The ruling was based on a 1994 statute adopted by Congress called the Religious Freedom Restoration Act, designed to provide what many feel are unconstitutionally extreme protections of religious liberty.
While the deciding and concurring Justices deemed this to be a “narrowly defined” decision, Justice Ruth Bader Ginsburg delivered an honest, rational, yet scathing 35 page dissent that perfectly describes a floodgate that is now open for religious faith to be placed above governing law in the U.S.
To read the full decision including Justice Ginsburg’s dissenting opinion, please click here
SCOTUS Rules in Favor of
Sectarian Prayers in Government Meetings

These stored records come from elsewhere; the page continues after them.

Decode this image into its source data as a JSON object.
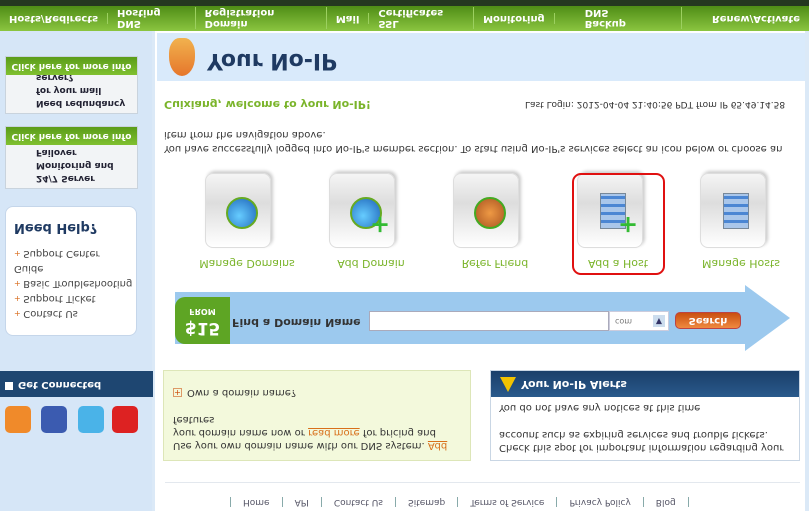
{
  "top_links": [
    "Home",
    "API",
    "Contact Us",
    "Sitemap",
    "Terms of Service",
    "Privacy Policy",
    "Blog"
  ],
  "domain_box": {
    "line1": "Use your own domain name with our DNS system.",
    "add": "Add",
    "line2a": "your domain name now or",
    "read_more": "read more",
    "line2b": "for pricing and",
    "line3": "features",
    "own_domain": "Own a domain name?"
  },
  "alerts": {
    "title": "Your No-IP Alerts",
    "notice": "You do not have any notices at this time",
    "desc": "Check this spot for important information regarding your account such as expiring services and trouble tickets."
  },
  "sidebar": {
    "get_connected": "Get Connected",
    "social": [
      "YouTube",
      "Twitter",
      "Facebook",
      "RSS"
    ],
    "help": {
      "title": "Need Help?",
      "items": [
        "Support Center",
        "Basic Troubleshooting Guide",
        "Support Ticket",
        "Contact Us"
      ]
    },
    "ads": [
      {
        "text": "24/7 Server Monitoring and Failover",
        "cta": "Click here for more info"
      },
      {
        "text": "Need redundancy for your mail server?",
        "cta": "Click here for more info"
      }
    ]
  },
  "search": {
    "from": "FROM",
    "price": "$15",
    "label": "Find a Domain Name",
    "value": "",
    "tld": "com",
    "button": "Search"
  },
  "tiles": [
    {
      "label": "Manage Domains",
      "icon": "globe-manage-icon"
    },
    {
      "label": "Add Domain",
      "icon": "globe-add-icon"
    },
    {
      "label": "Refer Friend",
      "icon": "refer-friend-icon"
    },
    {
      "label": "Add a Host",
      "icon": "server-add-icon"
    },
    {
      "label": "Manage Hosts",
      "icon": "server-manage-icon"
    }
  ],
  "highlight_color": "#e01010",
  "welcome": "Cuixiang, welcome to your No-IP!",
  "last_login": "Last Login: 2012-04-04 21:40:56 PDT from IP 65.49.14.58",
  "intro": "You have successfully logged into No-IP's member section. To start using No-IP's services select an icon below or choose an item from the navigation above.",
  "header_title": "Your No-IP",
  "bottom_nav": [
    "Hosts/Redirects",
    "DNS Hosting",
    "Domain Registration",
    "Mail",
    "SSL Certificates",
    "Monitoring",
    "Backup DNS",
    "Renew/Activate"
  ]
}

In a 5-4 decision divided between conservative and liberal justices, the U.S Supreme Court ruled in the case of the Town of Greece, NY vs. Galloway that content is not an issue regarding government-sponsored prayer invocations in public meetings. The content in question was the pervasiveness of Christian language being used to deliver invocations during the opening of the Greece, NY city council meetings. The two plaintiffs in the case were a person of non-religion and one of Jewish faith.
In Justice Samuel Alito’s majority opinion, he states:
“Not only is there no historical support for the proposition that only generic prayer is allowed, but as our country has become more diverse, composing a prayer that is acceptable to all members of the community who hold religious beliefs has become harder and harder. It was one thing to compose a prayer that is acceptable to both Christians and Jews; it is much harder to compose a prayer that is also acceptable to followers of Eastern religions that are now well represented in this country. Many local clergy may find the project daunting, if not impossible, and some may feel that they cannot in good faith deliver such a vague prayer.”
Without realizing it, Justice Alito hit the nail right on the head as to exactly why prayer should not be allowed in government meetings, which are designed to be a platform to give representation to everyone, especially those in the minority.
But once again, the Supreme Court has it all wrong. This ruling only serves to provide the majority with the say on which religion should be most represented in government meetings. When in fact, none should be represented at all.
To read the entire transcript of the Court’s opinions, please click here
Parsonage Exemption Ruling Now Under Appeal
In one of three FFRF lawsuits against the IRS challenging religious preferential treatment by the federal government, U.S. District Judge Barbara Crabb ruled on November 22nd, 2013 that the 1954 housing credit allowance given to “ministers of the gospel” is unconstitutional. Under the current provision, ministers of religious faith may use an untaxed portion of their income toward housing rent or the purchase of a home.
This ruling in favor of FFRF is now under appeal by numerous religious groups in the 7th Circuit Court of Appeals, with oral arguments being made in Chicago on September 9th, 2014.
Between 2002 – 2007 alone, clergy in the United States had saved an estimated $2.3 billion in taxes. This decision will have huge ramifications regarding religious privilege given by our government in this country.
To read more about the Barbara Crabb decision, please click here